- _ASSIGNED TASK_: Where a picture occurs in the data, omit it, and copy all remaining data exactly.

Start of SUPPLIED RECORDS

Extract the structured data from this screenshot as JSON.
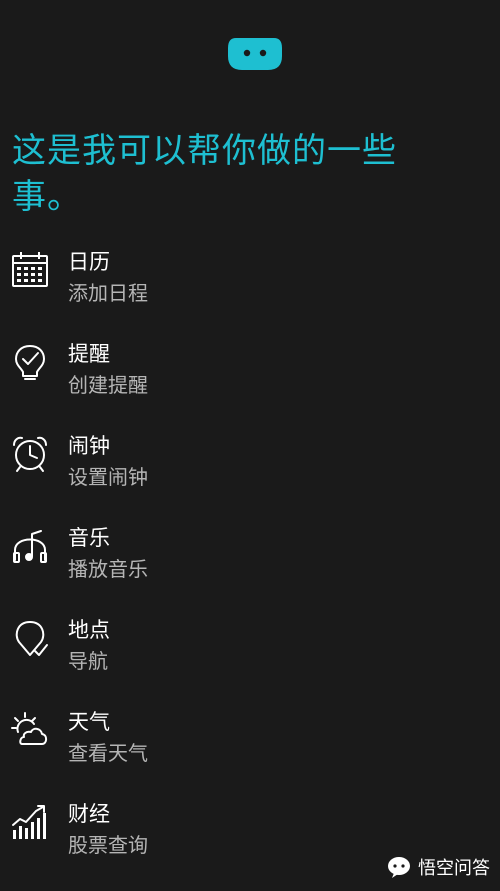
{
  "headline": "这是我可以帮你做的一些事。",
  "accent_color": "#1ebfd1",
  "items": [
    {
      "title": "日历",
      "subtitle": "添加日程",
      "icon": "calendar-icon"
    },
    {
      "title": "提醒",
      "subtitle": "创建提醒",
      "icon": "reminder-icon"
    },
    {
      "title": "闹钟",
      "subtitle": "设置闹钟",
      "icon": "alarm-clock-icon"
    },
    {
      "title": "音乐",
      "subtitle": "播放音乐",
      "icon": "music-icon"
    },
    {
      "title": "地点",
      "subtitle": "导航",
      "icon": "location-icon"
    },
    {
      "title": "天气",
      "subtitle": "查看天气",
      "icon": "weather-icon"
    },
    {
      "title": "财经",
      "subtitle": "股票查询",
      "icon": "finance-chart-icon"
    }
  ],
  "watermark": {
    "text": "悟空问答",
    "icon": "chat-bubble-icon"
  }
}
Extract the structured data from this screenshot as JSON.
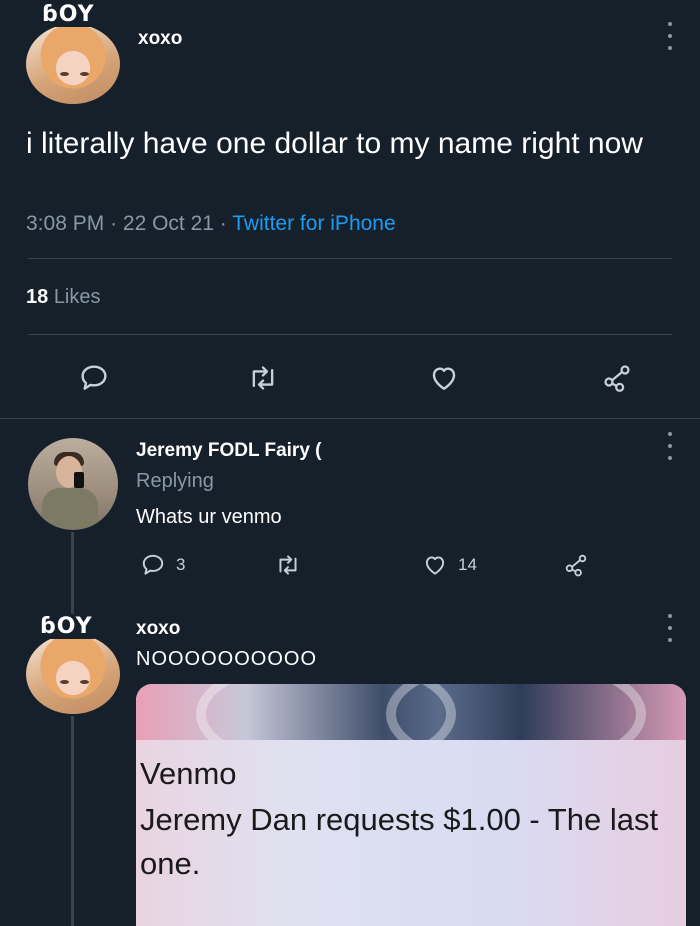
{
  "main_tweet": {
    "badge": "ɓOY",
    "author": "xoxo",
    "text": "i literally have one dollar to my name right now",
    "time": "3:08 PM",
    "date": "22 Oct 21",
    "source": "Twitter for iPhone",
    "likes_count": "18",
    "likes_label": "Likes"
  },
  "reply1": {
    "author": "Jeremy FODL Fairy (",
    "replying": "Replying",
    "text": "Whats ur venmo",
    "reply_count": "3",
    "like_count": "14"
  },
  "reply2": {
    "badge": "ɓOY",
    "author": "xoxo",
    "text": "NOOOOOOOOOO",
    "card": {
      "title": "Venmo",
      "text": "Jeremy Dan requests $1.00 - The last one."
    }
  },
  "colors": {
    "background": "#15202b",
    "link": "#1d9bf0",
    "muted": "#8899a6",
    "divider": "#38444d"
  },
  "icons": [
    "more-icon",
    "reply-icon",
    "retweet-icon",
    "like-icon",
    "share-icon"
  ]
}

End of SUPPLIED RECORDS

- _RESULT OF THIS EXERCISE_:
Extract the structured data from this screenshot as JSON.
{
  "headline": "这是我可以帮你做的一些事。",
  "accent_color": "#1ebfd1",
  "items": [
    {
      "title": "日历",
      "subtitle": "添加日程",
      "icon": "calendar-icon"
    },
    {
      "title": "提醒",
      "subtitle": "创建提醒",
      "icon": "reminder-icon"
    },
    {
      "title": "闹钟",
      "subtitle": "设置闹钟",
      "icon": "alarm-clock-icon"
    },
    {
      "title": "音乐",
      "subtitle": "播放音乐",
      "icon": "music-icon"
    },
    {
      "title": "地点",
      "subtitle": "导航",
      "icon": "location-icon"
    },
    {
      "title": "天气",
      "subtitle": "查看天气",
      "icon": "weather-icon"
    },
    {
      "title": "财经",
      "subtitle": "股票查询",
      "icon": "finance-chart-icon"
    }
  ],
  "watermark": {
    "text": "悟空问答",
    "icon": "chat-bubble-icon"
  }
}
Extract the structured data from this screenshot as JSON.
{
  "main_tweet": {
    "badge": "ɓOY",
    "author": "xoxo",
    "text": "i literally have one dollar to my name right now",
    "time": "3:08 PM",
    "date": "22 Oct 21",
    "source": "Twitter for iPhone",
    "likes_count": "18",
    "likes_label": "Likes"
  },
  "reply1": {
    "author": "Jeremy FODL Fairy (",
    "replying": "Replying",
    "text": "Whats ur venmo",
    "reply_count": "3",
    "like_count": "14"
  },
  "reply2": {
    "badge": "ɓOY",
    "author": "xoxo",
    "text": "NOOOOOOOOOO",
    "card": {
      "title": "Venmo",
      "text": "Jeremy Dan requests $1.00 - The last one."
    }
  },
  "colors": {
    "background": "#15202b",
    "link": "#1d9bf0",
    "muted": "#8899a6",
    "divider": "#38444d"
  },
  "icons": [
    "more-icon",
    "reply-icon",
    "retweet-icon",
    "like-icon",
    "share-icon"
  ]
}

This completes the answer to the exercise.